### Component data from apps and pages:

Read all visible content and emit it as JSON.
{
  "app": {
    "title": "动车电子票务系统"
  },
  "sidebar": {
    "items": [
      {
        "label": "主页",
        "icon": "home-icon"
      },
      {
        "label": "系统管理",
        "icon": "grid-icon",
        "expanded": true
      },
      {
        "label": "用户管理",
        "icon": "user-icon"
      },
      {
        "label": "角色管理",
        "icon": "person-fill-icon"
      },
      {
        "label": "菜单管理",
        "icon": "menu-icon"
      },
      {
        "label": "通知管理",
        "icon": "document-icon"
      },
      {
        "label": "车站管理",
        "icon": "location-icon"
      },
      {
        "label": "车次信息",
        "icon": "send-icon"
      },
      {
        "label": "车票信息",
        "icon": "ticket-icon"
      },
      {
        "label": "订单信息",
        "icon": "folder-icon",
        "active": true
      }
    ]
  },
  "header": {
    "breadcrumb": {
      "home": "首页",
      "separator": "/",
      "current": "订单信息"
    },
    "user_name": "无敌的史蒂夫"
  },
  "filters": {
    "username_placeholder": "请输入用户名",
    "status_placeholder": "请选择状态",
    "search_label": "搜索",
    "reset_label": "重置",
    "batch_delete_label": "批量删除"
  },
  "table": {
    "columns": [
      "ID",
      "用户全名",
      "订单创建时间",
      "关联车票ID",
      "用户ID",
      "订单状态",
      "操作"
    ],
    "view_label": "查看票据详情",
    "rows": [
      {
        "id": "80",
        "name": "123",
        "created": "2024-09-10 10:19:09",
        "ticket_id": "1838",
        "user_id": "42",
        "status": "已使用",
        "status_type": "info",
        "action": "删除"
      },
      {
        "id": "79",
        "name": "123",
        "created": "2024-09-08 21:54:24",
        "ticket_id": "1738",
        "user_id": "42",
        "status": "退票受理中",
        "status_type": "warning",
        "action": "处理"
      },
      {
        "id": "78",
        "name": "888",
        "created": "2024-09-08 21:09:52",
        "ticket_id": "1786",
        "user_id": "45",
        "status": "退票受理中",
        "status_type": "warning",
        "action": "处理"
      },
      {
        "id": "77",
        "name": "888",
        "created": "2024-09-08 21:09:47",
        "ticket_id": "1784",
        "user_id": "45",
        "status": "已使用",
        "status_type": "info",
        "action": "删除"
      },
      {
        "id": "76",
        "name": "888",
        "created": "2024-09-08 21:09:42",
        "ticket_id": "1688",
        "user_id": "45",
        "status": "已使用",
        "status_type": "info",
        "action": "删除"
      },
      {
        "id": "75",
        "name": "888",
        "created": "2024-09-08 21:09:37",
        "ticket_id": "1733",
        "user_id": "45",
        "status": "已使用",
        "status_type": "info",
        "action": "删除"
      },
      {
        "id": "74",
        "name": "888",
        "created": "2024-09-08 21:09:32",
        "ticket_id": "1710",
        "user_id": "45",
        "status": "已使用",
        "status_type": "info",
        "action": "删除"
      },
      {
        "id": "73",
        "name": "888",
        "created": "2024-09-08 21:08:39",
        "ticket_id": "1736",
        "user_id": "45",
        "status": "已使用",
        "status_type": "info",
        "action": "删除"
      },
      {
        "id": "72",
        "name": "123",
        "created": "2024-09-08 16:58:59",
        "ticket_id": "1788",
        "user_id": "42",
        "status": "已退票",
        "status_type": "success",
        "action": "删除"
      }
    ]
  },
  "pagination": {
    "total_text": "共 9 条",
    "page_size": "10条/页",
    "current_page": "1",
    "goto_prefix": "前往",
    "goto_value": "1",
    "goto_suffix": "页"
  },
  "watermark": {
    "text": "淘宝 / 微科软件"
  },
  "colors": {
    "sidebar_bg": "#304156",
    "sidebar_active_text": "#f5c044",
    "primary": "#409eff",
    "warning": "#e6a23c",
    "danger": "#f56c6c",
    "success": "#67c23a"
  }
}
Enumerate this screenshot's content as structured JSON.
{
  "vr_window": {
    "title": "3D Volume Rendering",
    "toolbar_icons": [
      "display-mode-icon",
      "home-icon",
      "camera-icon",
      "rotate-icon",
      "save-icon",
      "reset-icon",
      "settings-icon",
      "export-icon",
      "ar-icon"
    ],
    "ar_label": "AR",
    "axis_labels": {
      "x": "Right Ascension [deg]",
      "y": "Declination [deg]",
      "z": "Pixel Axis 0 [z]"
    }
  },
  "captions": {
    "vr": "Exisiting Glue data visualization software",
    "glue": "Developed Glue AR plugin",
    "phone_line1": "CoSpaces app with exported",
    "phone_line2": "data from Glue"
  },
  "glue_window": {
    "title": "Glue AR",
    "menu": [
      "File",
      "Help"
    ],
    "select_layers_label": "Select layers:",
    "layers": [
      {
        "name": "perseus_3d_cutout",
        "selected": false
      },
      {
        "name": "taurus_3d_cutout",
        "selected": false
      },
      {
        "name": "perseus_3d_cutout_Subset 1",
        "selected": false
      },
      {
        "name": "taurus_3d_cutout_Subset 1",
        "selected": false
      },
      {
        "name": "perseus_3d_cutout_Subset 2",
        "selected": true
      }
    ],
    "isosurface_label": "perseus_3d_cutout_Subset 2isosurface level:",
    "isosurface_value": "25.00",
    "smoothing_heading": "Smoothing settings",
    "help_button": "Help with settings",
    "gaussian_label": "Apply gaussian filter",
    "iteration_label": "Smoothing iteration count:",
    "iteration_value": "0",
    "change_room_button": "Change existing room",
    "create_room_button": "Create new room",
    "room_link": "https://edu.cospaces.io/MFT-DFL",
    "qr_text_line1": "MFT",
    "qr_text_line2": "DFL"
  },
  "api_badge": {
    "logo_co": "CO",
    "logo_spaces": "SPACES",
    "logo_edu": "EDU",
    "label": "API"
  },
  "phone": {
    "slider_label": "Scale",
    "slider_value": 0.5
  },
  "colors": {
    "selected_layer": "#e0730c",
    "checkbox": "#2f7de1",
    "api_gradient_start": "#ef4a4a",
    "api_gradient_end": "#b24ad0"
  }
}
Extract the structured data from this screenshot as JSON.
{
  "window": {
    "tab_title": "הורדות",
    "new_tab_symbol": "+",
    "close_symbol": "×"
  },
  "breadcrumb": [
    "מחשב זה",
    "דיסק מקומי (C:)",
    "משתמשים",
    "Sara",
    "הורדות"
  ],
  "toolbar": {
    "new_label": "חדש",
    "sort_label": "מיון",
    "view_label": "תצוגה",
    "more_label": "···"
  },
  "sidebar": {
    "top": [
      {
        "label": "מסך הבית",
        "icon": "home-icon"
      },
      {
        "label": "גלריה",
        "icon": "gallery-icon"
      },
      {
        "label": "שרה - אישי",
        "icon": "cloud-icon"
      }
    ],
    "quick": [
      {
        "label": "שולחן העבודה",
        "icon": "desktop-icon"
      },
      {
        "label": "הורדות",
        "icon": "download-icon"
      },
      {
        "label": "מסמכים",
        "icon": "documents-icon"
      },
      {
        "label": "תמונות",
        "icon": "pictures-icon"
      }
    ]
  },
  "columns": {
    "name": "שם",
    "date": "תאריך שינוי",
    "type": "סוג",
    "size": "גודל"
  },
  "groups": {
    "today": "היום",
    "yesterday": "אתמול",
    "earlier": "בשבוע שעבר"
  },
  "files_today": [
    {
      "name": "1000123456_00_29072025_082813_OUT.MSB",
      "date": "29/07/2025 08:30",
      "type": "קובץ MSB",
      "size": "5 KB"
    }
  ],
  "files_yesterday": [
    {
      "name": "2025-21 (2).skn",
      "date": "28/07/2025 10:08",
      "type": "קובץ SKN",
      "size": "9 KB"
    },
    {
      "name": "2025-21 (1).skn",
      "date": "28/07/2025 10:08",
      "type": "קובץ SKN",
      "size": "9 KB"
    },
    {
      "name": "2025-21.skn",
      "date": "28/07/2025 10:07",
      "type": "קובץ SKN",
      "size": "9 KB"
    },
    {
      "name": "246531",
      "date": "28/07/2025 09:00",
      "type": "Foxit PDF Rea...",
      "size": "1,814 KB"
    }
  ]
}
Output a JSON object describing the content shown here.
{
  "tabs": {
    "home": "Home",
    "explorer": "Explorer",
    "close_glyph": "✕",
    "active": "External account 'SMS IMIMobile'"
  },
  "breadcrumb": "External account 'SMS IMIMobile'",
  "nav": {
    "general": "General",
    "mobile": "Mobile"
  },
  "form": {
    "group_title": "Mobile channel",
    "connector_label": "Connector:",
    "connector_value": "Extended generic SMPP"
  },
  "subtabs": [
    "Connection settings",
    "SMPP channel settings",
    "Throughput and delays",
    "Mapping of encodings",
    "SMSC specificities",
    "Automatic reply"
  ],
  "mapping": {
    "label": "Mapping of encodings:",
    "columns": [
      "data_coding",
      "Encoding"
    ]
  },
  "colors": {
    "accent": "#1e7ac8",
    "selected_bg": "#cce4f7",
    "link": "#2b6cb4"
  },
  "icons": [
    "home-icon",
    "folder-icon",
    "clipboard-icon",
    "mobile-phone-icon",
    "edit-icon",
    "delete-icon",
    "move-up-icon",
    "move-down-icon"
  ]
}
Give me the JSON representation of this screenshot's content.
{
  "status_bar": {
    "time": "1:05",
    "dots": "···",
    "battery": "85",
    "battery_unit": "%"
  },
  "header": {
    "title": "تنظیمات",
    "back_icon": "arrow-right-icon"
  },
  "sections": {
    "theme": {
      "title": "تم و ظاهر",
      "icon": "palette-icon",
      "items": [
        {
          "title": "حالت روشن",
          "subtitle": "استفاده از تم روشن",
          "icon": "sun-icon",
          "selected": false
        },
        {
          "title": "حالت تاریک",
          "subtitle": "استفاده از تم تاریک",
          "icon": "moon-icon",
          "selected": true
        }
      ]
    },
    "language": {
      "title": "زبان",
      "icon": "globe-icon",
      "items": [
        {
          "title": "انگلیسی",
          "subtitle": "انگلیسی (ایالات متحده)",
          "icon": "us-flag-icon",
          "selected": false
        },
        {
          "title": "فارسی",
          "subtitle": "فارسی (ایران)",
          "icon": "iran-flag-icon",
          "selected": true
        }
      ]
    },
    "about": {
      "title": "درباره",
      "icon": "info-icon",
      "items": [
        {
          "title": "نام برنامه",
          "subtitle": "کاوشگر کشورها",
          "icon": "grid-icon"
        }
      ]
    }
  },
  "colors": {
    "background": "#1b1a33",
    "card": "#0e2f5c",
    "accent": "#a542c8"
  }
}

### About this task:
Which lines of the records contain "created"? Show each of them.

### Task answer:
        "created": "2024-09-10 10:19:09",
        "created": "2024-09-08 21:54:24",
        "created": "2024-09-08 21:09:52",
        "created": "2024-09-08 21:09:47",
        "created": "2024-09-08 21:09:42",
        "created": "2024-09-08 21:09:37",
        "created": "2024-09-08 21:09:32",
        "created": "2024-09-08 21:08:39",
        "created": "2024-09-08 16:58:59",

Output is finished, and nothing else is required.